    We did not lose you to death—not then. We lost you to that terrible struggle for rehabilitation, therapy to exploit what remains of the brain after the implosion—making good the detritus. I watched you seeking absolution despite our love—making tea for mum using only your right hand, insisting on independence to prove yourself a worthy partner and father, trying to shuck off the barnacles of life’s failures.
    All our lives you had been the anchor, despite so many setbacks. A young man of twenty-six returned from the war full of confidence in the future. Then, another fight; so many mouths to feed, so many children to educate, the world a whirling uncontrollable cycle of failure and new beginnings, always cheerful, always covering up the hurt. We were like parasites leaching all your energy, your hopes, your dreams as you enveloped us with your unconditional love.
    Now, you despised yourself. “Weak as a baby” you spat out, in frustration. We could not show how overwhelmed we were. We were bereft. The initial loss was your stroke robbing us of the person we knew. We hid our pain; its violence would have suffocated you.

In years following, I avoided flaunting my wealth – my total control over my body, my strength, my energy, my mind. I tasted shame for my good fortune. Now, as I age, I dread the annihilation that arrives with the loss of independence. I dread living in a body, refusing jumps that once were easy. Now I tread the steps you left behind. I believe I understand.
    It was cruel to ask you to step up to the plate as you had done so many times before and become whole, become your old self. We hid our sorrow behind the smokescreen of jokes and bustling activity.
    Your death ten years later was as powerful a blow despite our awareness of your deterioration. The pain was as acute – a piercing, piercing loss. We found the words for grief foreign, heavy in our mouths. We had never practised them with each other; had never explored our feelings with each other. We were always too busy pretending nothing had changed.
    Now, not one of us could name the sorrow, name the loss. So used to banal jokes, we smothered our grief in platitudes—“He’s at peace now”; “It’s been a long journey.”—and yarns about a vital, laughing father, forever young in our memory.
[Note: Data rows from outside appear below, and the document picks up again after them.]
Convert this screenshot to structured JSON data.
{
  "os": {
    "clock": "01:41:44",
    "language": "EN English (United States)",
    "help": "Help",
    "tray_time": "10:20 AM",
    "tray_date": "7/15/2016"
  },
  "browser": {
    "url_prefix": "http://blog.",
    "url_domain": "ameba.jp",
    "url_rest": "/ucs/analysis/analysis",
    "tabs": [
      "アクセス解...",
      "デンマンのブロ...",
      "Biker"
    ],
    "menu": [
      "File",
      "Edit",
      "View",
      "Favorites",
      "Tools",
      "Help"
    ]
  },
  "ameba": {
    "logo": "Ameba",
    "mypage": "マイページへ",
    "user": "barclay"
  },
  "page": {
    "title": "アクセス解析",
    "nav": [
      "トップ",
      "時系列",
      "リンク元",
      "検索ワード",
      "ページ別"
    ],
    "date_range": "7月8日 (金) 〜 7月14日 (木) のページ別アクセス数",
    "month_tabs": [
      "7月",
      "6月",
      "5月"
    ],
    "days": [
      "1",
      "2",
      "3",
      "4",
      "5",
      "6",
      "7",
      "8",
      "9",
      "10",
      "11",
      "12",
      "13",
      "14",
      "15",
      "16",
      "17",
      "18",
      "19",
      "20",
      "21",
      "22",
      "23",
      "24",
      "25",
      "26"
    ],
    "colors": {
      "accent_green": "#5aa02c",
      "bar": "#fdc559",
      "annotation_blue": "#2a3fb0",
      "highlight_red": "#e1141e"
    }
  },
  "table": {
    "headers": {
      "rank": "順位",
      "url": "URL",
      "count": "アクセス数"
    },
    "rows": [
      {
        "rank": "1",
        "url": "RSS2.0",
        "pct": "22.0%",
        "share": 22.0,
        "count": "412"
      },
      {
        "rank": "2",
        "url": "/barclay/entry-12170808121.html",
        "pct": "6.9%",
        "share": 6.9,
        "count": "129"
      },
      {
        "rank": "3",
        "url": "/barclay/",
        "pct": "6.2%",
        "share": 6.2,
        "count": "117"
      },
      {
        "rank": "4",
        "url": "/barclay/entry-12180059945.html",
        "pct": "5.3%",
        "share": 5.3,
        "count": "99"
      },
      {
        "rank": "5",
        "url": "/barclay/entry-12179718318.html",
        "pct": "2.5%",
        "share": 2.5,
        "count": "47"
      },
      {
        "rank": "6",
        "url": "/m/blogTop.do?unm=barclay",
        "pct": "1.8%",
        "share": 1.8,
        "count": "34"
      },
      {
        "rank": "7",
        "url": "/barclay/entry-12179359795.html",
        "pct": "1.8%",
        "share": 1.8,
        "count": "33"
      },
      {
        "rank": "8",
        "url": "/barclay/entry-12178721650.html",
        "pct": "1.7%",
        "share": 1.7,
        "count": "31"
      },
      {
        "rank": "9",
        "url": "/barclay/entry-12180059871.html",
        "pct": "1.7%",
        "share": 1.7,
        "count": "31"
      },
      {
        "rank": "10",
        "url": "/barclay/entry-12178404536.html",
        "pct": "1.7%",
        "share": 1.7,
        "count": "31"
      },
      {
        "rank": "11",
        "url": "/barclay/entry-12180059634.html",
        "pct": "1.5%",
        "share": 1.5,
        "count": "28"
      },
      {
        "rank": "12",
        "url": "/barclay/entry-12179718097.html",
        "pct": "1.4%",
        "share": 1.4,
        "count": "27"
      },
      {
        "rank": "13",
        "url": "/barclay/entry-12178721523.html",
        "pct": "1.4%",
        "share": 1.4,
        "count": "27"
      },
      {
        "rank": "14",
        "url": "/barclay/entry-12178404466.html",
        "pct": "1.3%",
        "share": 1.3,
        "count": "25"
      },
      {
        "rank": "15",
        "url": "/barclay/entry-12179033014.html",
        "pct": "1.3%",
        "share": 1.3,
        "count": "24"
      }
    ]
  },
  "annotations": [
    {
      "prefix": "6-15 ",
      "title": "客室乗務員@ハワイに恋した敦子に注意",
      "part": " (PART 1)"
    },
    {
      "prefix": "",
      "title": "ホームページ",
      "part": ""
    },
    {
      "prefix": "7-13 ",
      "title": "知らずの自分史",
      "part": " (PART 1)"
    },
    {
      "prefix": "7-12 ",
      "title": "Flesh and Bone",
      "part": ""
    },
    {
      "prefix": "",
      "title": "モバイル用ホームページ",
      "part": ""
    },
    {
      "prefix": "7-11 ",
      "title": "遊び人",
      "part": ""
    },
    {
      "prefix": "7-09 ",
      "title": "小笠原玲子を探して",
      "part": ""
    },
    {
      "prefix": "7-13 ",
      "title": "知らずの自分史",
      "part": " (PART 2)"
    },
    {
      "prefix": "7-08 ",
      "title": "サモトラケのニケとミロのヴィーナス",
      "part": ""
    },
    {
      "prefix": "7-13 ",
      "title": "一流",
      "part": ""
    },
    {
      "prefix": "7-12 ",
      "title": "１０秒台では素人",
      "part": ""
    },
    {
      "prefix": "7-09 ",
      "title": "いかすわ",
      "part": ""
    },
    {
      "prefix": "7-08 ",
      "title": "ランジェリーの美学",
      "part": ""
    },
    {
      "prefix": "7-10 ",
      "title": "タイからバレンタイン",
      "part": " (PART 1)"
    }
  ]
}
Grief and love trapped inside each one rendered us mute.

Last Poem

By | Read, Write, Love

by Magdalena Ball

Every moment is risky.

There’s no mistaking the signs
fingers crawling about
in bed, a sigh, another sigh
the ennui of loss
tossing me left and right.

It’s easy to dismiss all this as
my neurosis
and you’d be right
as you’re always right
but you know
though neither of us has words
to say it, my vulnerabilities
as intimately as the inside
of your own wrists
and cherish them.

You can wave a finger
and I might cry in the bathroom
but at the end of the day
when I choke out the last poem
we’re fighting the same fight.

Writing as I breathe
until I can’t

itching and fighting
grief has always been
the flipside of love
the deep current in the ocean
water flowing always
even as we age, we crumble
our bodies already dust.

Those long nights
between wailing and motion
these long days
of peace and pain
a memory only, an imprint
and permanent.